He talked about how GQ “was the first magazine to place its entire printed product on a mobile device and to charge a price. It is selling 20 thousand copies without any promotional support.” Still, compared with the average print circulation of a major national magazine, there’s no doubt GQ’s digital sales leave something to be desired. Beyond magazines, Newhouse touched on luxury fashion and the digital sphere’s impact on the industry. “Will not broader availability impact [luxury fashion’s] capacity to charge high prices and command a high profit margin? These are questions which the luxury industry has yet to squarely confront,” Newhouse said of the inevitably less ‘exclusive’ nature of luxury fashion now that high-fashion brands are being forced to embrace the masses via the internet.

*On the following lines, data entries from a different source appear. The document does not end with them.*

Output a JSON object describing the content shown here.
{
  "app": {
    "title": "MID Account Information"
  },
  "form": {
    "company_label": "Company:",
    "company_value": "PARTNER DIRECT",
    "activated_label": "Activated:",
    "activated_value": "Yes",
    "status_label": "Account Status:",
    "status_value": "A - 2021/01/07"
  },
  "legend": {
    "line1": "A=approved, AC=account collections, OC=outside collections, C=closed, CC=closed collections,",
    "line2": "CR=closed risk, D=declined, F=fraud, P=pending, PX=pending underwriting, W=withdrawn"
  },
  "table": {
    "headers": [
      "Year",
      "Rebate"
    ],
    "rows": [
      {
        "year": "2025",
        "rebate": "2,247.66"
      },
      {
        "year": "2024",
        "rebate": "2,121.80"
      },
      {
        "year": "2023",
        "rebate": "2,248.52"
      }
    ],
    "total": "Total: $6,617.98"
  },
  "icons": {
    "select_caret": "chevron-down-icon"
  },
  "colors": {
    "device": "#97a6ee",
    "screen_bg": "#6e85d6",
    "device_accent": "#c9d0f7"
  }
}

“The media is changing with technology, but the dream of luxury remains something magic and timeless,” Newhouse added, somewhat optimistically. One fashion brand facing this conundrum right now is Burberry, a brand that’s “trying to remain understood by its regular customers and reaching at the same time a new, modern target. They want to give an impulsion, to modernize the brand while protecting their authentic and timeless heritage, which can be quite complicated and tricky,” says Luxury Social Media. So far, Christopher Bailey and Burberry seem to be negotiating that line successfully, with youthful collaborations and a healthy 3-D obsession, but what the eventual outcome of such ambitious embracing of the digital world could mean for luxury fashion, which has long prided itself on its exclusivity and tradition, remains to be seen.

Photo of Burberry SS11

Newhouse Quashing Rumors of Wintour’s ‘Vogue’ Departure

imageMon dieu, can it be? Mais oui, says Gawker, who yesterday broke the news that life may indeed soon be imitating The Devil Wears Prada. Rumor has it French Vogue’s editrix extraordinaire Carine Roitfeld may have her perpetually kohl-lined eyes on Anna Wintour’s position at American Vogue, plus Condé Nast chief’s Si Newhouse’s approval to boot. Given the recent rumors of Wintour’s imminent departure, not to mention the poor performance of the rag and its offshoots (Men’s Vogue, Vogue Living, and Fashion Rocks), the shake-up seems absolutely plausible. Or … is it?

Disappointingly for this writer who is an enormous fan of all things Carine, Newhouse told the Huffington Post today that there is “no truth” to the rumor. He added, “this is the silliest rumor I’ve ever heard.” That seems unlikely on the scale of rumor silliness — but even if Madame Roitfeld doesn’t set up shop immediately, the writing’s on the wall.